    A snail

    17. In 1918, people in Russia had nearly two weeks entirely wiped off of the calendar. Prior to 1918, Russia used the Julian calendar, which had been invented by Julius Caesar. After the Gregorian calendar was invented, the Julian calendar was seen as less precise, in part because it lagged 13 days behind its Gregorian counterpart. Most of the world switched to the Gregorian, but Russia decided to continue using the Julian. After the Bolshevik Revolution, it was decided that Russia would finally switch to the Gregorian to match up with the rest of the world.

    Russian calendar

    The issue? In order to switch, they would have to completely bypass the 13-day difference between the calendars. It was decided that after January 31, 1918, the calendar would switch right to February 14, 1918. Before making the decision to eliminate the two weeks from the calendar, the Bolsheviks considered making it a years-long process in which they would shave one day off of the calendar each year until they caught up, before deciding to do it all at once. However, Russia still uses the Julian calendar for religious purposes.

    18. While you probably don't associate landlocked Wyoming with the ocean, the state boasts a creek where half of the water flows to the Atlantic Ocean and half to the Pacific. The creek is fittingly called Two Ocean Creek, and those who take the 15-mile hike through the Tetons to see it call it the "Parting of the Waters."

    Two Ocean Creek

    19. When Prince Edward, Queen Elizabeth II's youngest son, got married in 1999, his mother planned to bestow him with the title of the Duke of Cambridge. However, Edward was a huge fan of the movie Shakespeare in Love, in which Colin Firth portrayed a fictional royal named Lord Wessex, and asked his mother if he could take the title of Earl of Wessex instead because he liked the way "Wessex" sounded. She obliged, and now Edward and his wife Sophie are known as the Earl and Countess of Wessex.

    Prince Edward and Queen Elizabeth II
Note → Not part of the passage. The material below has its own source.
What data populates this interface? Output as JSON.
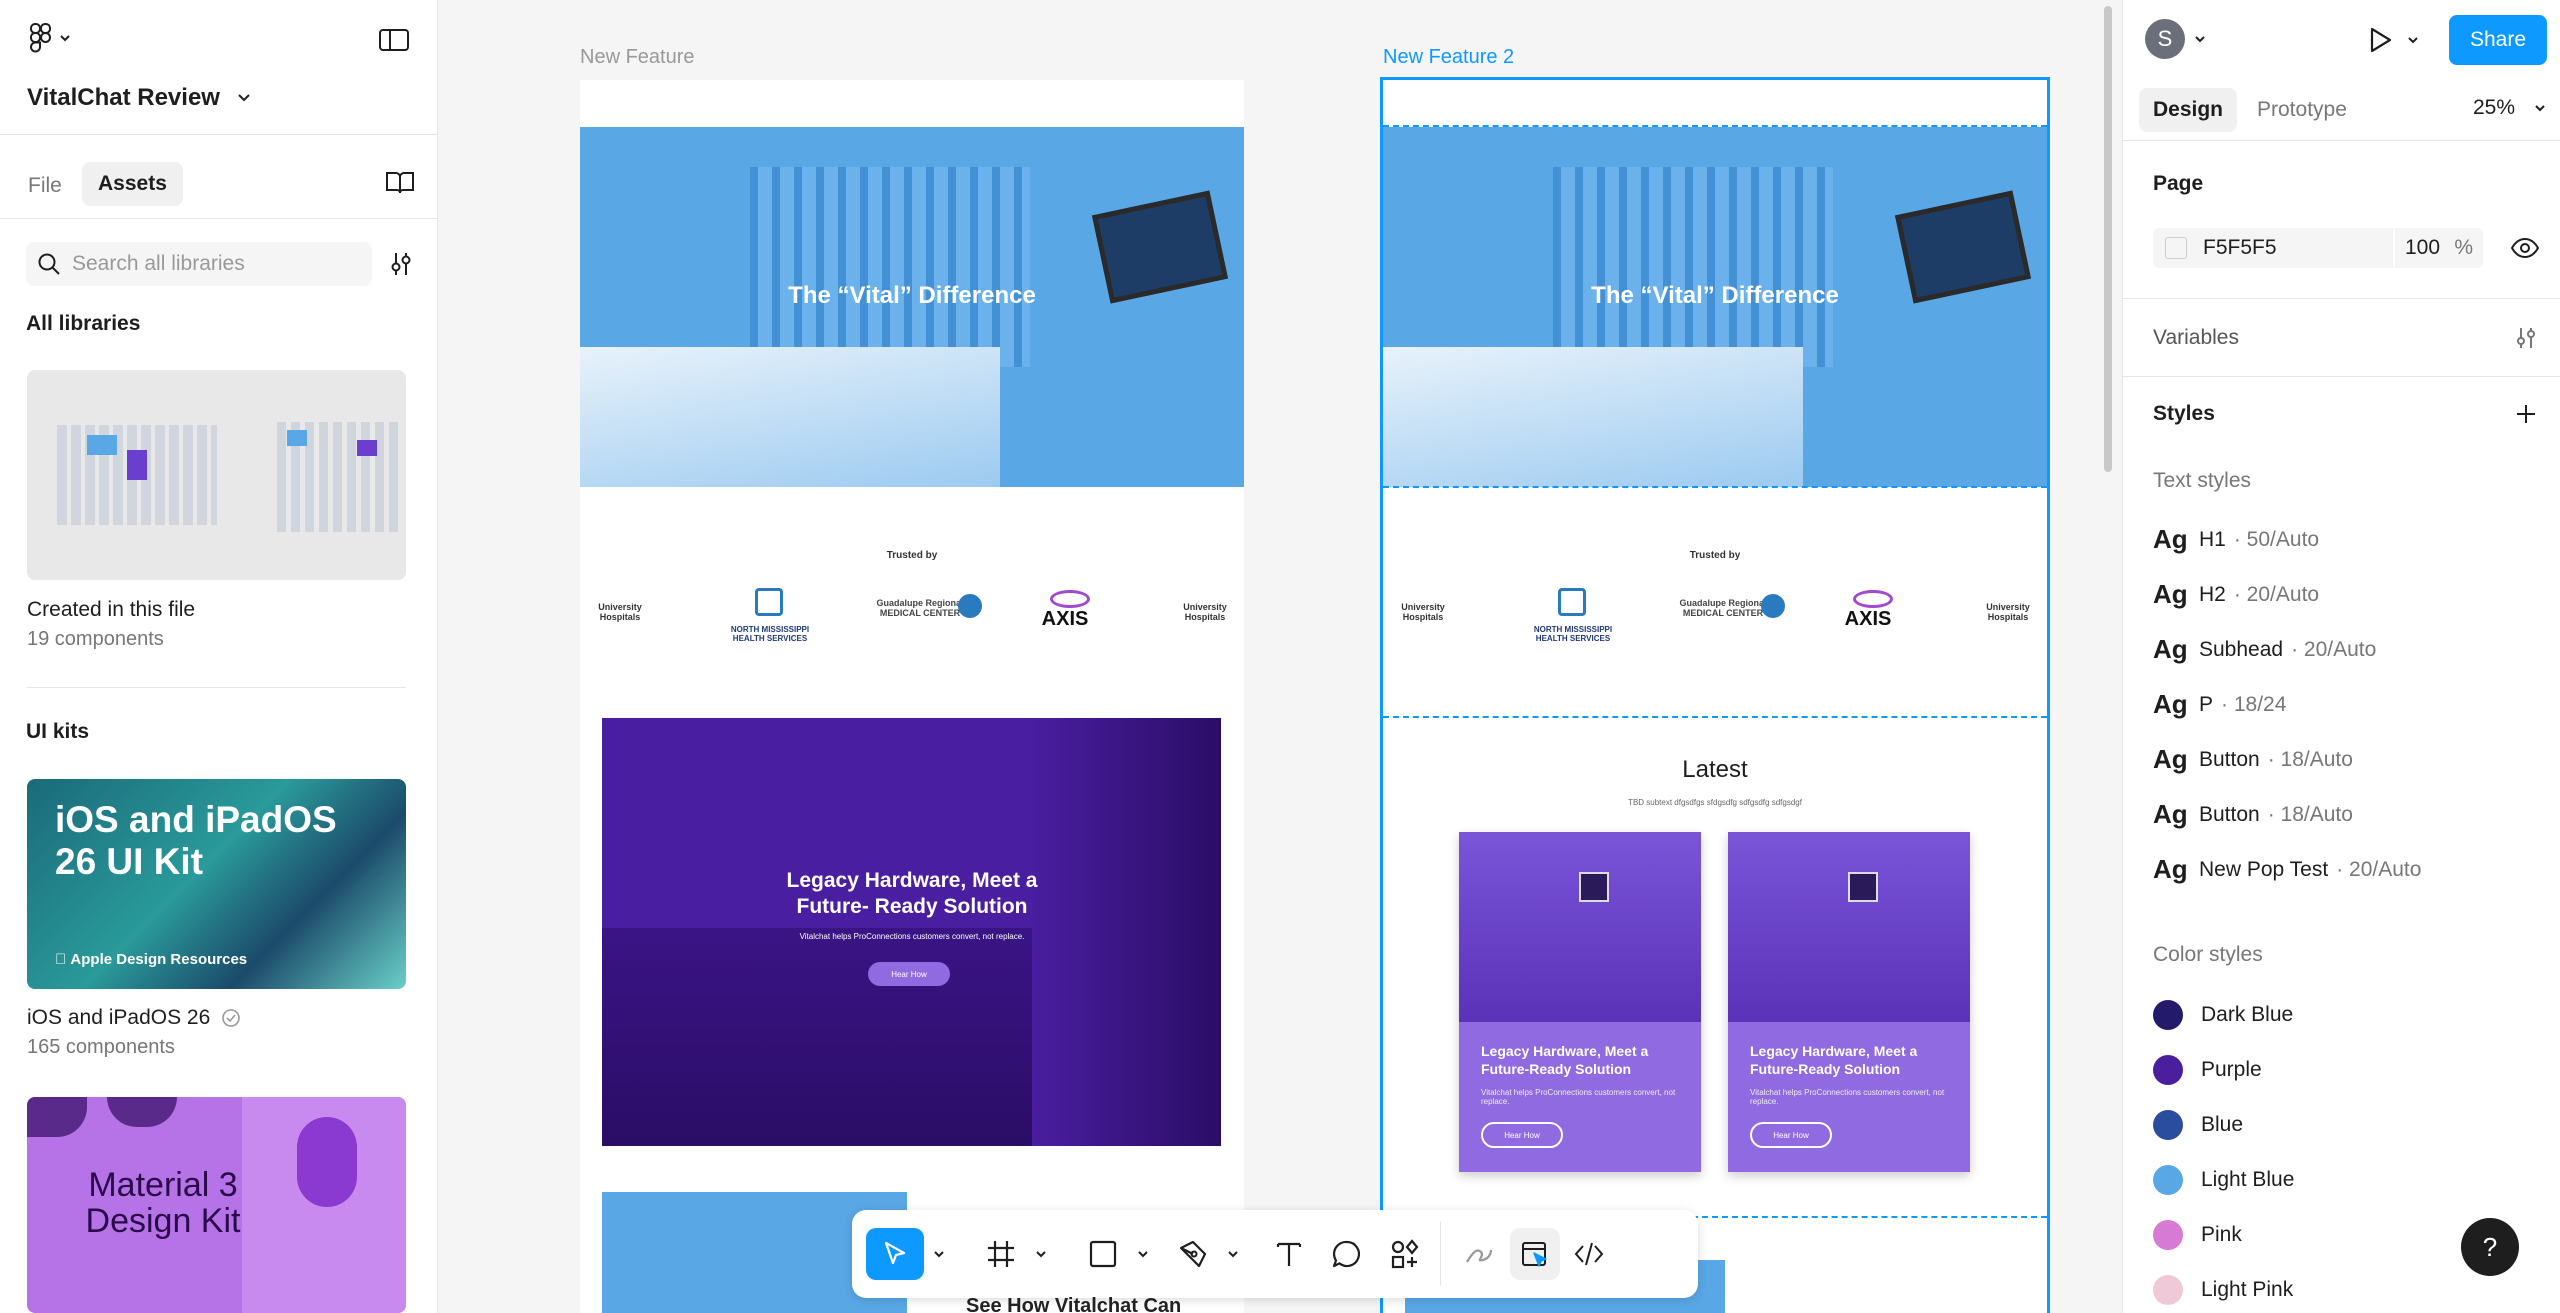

    20. And finally, Dr. Antonia Novello made history when she became the first woman, first Latine person, and first person of color to be named US Surgeon General. Novello was born in Puerto Rico in 1944, where her mother, who was a school principal, emphasized the importance of education. She was born with a condition called congenital megacolon, which limited her energy. For years, her family was unable to afford the costly surgery. When Novello was 18, she got the first of two surgeries that would change her life. From that point on, she was determined to become a doctor.

    Dr. Antonia Novello

    Novello attended both college and medical school at the University of Puerto Rico. During her time in medical school, Novello's aunt died from kidney failure, which inspired Novello to specialize in pediatric nephrology (the study of the kidneys). After continuing her medical studies at both the University of Michigan and Georgetown University, Novello entered private practice, but found the emotional impact of working with critically ill children to be difficult, and turned to public health causes that would allow her to make big changes in medicine that would benefit larger populations. She worked to help establish the national organ donor registry and helped write the health warnings on cigarette packaging. In 1987, Novello began to focus on pediatric AIDS. In 1990, President George H.W. Bush took notice of Novello's work and named her Surgeon General, making her the nation’s top health official.

    Novello and men surrounding a podium

    During her tenure as Surgeon General, Novello focused heavily on the health of women, children, and minorities. She worked to end underage drinking and smoking by targeting companies that aimed their advertising to children through cartoons. She also promoted pediatric immunization and stood up for causes preventing domestic violence. After leaving the White House, she worked for both the New York and Florida state governments. In 2017, she traveled to her native Puerto Rico to provide medical aid after Hurricane Maria, and in 2021, administered COVID-19 vaccines in San Juan.

    Dr. Novello